## [The task]
Repeat each entry exactly; omit all pictures.

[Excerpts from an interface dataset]
--- START ---

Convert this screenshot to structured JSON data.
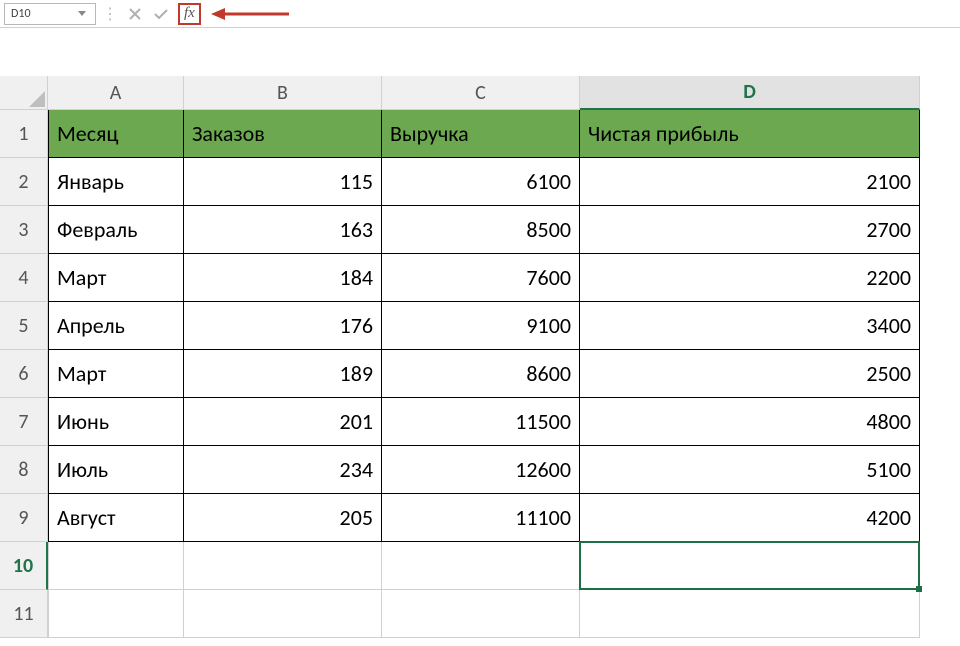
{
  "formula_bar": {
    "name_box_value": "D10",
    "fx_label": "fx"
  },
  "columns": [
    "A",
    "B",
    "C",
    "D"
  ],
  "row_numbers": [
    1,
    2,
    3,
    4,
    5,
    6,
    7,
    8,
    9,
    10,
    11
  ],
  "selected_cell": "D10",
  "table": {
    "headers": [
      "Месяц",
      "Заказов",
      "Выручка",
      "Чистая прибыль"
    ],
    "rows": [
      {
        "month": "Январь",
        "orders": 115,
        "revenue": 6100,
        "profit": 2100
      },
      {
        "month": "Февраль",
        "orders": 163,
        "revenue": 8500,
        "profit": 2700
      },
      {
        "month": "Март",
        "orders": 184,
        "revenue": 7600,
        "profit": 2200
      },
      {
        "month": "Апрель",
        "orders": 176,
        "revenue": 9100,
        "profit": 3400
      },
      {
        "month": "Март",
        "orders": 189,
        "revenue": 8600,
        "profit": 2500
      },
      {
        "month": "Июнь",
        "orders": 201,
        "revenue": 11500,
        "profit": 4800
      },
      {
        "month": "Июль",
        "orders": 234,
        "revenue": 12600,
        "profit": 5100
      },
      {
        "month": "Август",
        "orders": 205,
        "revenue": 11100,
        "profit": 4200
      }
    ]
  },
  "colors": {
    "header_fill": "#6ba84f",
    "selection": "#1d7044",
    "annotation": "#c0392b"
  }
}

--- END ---

## [Task result]
Convert this screenshot to structured JSON data.
{
  "formula_bar": {
    "name_box_value": "D10",
    "fx_label": "fx"
  },
  "columns": [
    "A",
    "B",
    "C",
    "D"
  ],
  "row_numbers": [
    1,
    2,
    3,
    4,
    5,
    6,
    7,
    8,
    9,
    10,
    11
  ],
  "selected_cell": "D10",
  "table": {
    "headers": [
      "Месяц",
      "Заказов",
      "Выручка",
      "Чистая прибыль"
    ],
    "rows": [
      {
        "month": "Январь",
        "orders": 115,
        "revenue": 6100,
        "profit": 2100
      },
      {
        "month": "Февраль",
        "orders": 163,
        "revenue": 8500,
        "profit": 2700
      },
      {
        "month": "Март",
        "orders": 184,
        "revenue": 7600,
        "profit": 2200
      },
      {
        "month": "Апрель",
        "orders": 176,
        "revenue": 9100,
        "profit": 3400
      },
      {
        "month": "Март",
        "orders": 189,
        "revenue": 8600,
        "profit": 2500
      },
      {
        "month": "Июнь",
        "orders": 201,
        "revenue": 11500,
        "profit": 4800
      },
      {
        "month": "Июль",
        "orders": 234,
        "revenue": 12600,
        "profit": 5100
      },
      {
        "month": "Август",
        "orders": 205,
        "revenue": 11100,
        "profit": 4200
      }
    ]
  },
  "colors": {
    "header_fill": "#6ba84f",
    "selection": "#1d7044",
    "annotation": "#c0392b"
  }
}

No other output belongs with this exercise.